• [DATASET]
◆ ◆ ◆ ◆
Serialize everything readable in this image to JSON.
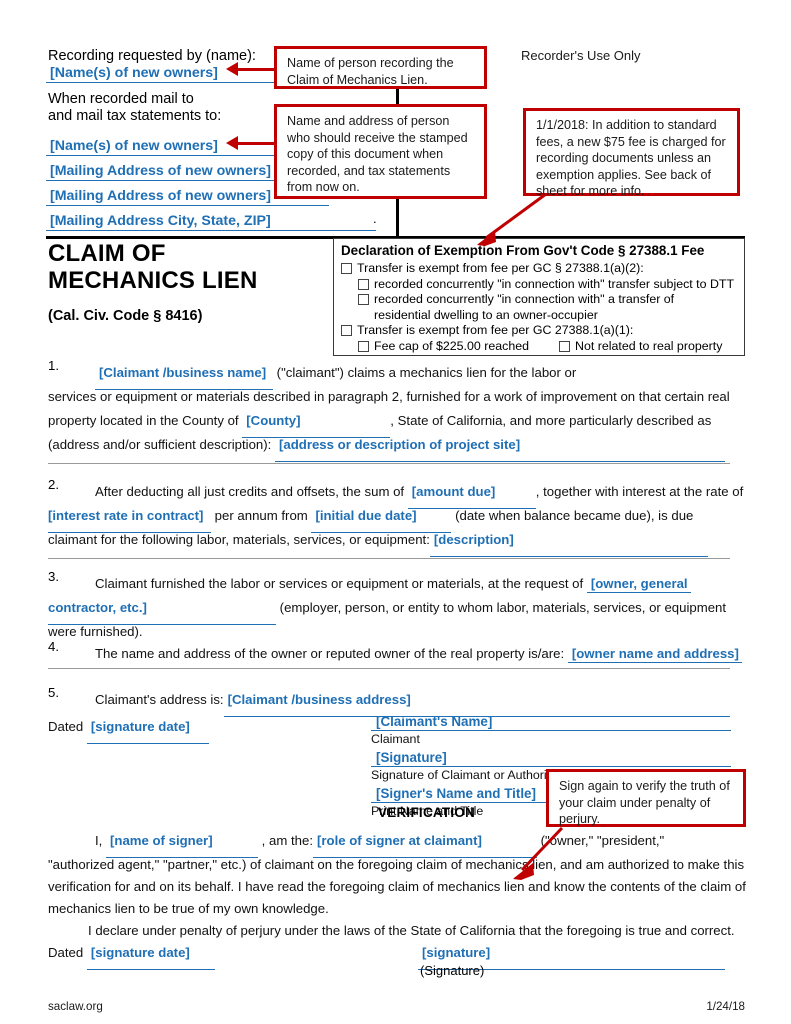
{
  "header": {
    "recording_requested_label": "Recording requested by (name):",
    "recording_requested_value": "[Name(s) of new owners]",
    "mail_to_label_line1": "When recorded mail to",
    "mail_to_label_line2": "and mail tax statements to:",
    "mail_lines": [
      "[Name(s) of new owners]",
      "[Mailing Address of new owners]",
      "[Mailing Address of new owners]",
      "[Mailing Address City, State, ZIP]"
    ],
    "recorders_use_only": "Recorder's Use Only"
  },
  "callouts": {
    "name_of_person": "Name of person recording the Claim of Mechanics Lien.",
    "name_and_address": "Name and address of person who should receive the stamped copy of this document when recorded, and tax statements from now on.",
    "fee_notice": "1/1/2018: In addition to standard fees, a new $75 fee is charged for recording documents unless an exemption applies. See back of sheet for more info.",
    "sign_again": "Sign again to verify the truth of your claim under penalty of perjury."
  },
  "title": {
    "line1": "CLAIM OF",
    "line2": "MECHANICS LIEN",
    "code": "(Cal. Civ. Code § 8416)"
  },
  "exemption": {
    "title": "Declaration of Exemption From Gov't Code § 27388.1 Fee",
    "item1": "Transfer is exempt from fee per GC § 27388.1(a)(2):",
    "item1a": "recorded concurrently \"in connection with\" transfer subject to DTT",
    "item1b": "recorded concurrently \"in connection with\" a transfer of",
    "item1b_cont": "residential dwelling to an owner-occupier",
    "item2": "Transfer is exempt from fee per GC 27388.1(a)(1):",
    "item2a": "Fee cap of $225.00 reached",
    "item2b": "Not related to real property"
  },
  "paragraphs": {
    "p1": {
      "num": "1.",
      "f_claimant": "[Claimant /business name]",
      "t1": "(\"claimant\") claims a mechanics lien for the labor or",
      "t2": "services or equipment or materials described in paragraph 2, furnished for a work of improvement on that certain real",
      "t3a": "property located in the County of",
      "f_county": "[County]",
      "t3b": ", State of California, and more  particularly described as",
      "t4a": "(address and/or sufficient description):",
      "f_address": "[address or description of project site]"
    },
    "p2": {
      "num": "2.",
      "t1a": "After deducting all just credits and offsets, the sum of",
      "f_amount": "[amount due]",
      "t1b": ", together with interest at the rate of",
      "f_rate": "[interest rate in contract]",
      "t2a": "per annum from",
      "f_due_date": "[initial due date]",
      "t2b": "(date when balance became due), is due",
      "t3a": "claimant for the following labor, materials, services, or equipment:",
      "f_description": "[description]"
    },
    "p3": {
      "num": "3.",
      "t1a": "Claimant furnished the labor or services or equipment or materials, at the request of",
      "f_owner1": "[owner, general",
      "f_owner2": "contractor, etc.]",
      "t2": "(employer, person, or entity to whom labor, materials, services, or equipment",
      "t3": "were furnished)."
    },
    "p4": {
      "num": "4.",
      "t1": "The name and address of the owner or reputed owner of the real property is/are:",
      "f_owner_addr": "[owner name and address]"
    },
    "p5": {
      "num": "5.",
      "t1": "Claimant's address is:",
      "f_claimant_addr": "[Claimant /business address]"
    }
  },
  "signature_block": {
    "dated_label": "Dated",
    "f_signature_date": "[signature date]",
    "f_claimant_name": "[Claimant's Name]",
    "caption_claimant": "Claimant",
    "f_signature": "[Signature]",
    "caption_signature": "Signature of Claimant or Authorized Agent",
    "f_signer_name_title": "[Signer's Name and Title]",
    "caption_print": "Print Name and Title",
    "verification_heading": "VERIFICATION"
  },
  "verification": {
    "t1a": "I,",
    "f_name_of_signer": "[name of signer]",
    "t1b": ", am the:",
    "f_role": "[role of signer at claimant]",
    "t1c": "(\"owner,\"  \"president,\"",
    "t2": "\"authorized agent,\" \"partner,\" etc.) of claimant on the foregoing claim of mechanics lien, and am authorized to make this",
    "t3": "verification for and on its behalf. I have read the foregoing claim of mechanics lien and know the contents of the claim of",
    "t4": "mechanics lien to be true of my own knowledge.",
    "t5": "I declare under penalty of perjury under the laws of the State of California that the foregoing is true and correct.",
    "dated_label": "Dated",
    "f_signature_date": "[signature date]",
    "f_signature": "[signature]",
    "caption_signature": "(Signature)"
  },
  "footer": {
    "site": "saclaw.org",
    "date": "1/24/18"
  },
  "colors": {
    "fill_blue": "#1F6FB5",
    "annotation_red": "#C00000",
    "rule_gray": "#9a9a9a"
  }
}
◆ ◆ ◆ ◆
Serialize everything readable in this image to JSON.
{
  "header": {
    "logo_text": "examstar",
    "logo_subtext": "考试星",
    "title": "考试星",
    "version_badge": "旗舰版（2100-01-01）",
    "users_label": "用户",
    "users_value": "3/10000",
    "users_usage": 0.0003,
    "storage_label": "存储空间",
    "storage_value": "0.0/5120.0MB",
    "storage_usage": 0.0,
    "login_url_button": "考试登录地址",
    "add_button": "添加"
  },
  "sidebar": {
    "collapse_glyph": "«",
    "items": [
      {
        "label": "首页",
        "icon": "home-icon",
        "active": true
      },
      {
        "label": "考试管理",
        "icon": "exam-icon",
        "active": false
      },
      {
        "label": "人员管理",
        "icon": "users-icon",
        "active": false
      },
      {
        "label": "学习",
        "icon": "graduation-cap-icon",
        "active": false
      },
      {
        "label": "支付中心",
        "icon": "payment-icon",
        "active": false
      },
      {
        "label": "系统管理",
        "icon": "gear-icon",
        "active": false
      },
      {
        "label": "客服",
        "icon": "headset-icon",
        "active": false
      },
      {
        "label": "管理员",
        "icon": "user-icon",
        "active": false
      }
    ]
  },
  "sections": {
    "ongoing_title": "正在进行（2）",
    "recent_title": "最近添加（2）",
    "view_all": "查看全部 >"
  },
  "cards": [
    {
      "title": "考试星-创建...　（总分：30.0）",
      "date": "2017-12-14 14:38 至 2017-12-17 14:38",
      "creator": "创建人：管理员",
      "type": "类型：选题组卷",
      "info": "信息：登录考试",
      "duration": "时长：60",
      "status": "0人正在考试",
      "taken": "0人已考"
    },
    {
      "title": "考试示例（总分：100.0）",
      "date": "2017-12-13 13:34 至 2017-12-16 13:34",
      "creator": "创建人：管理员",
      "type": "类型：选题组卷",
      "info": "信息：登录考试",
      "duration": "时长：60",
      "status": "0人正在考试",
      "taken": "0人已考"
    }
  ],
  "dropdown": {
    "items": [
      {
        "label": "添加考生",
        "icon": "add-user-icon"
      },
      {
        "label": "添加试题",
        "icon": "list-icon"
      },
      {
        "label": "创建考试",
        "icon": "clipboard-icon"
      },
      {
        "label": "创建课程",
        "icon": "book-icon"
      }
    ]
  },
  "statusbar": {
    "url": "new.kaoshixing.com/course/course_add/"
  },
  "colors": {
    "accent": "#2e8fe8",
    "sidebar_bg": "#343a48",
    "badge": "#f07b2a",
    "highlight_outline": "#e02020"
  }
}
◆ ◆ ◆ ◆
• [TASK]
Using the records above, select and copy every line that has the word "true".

• [RESPONSE FOR THIS EXERCISE]
    "t4": "mechanics lien to be true of my own knowledge.",
    "t5": "I declare under penalty of perjury under the laws of the State of California that the foregoing is true and correct.",
        "active": true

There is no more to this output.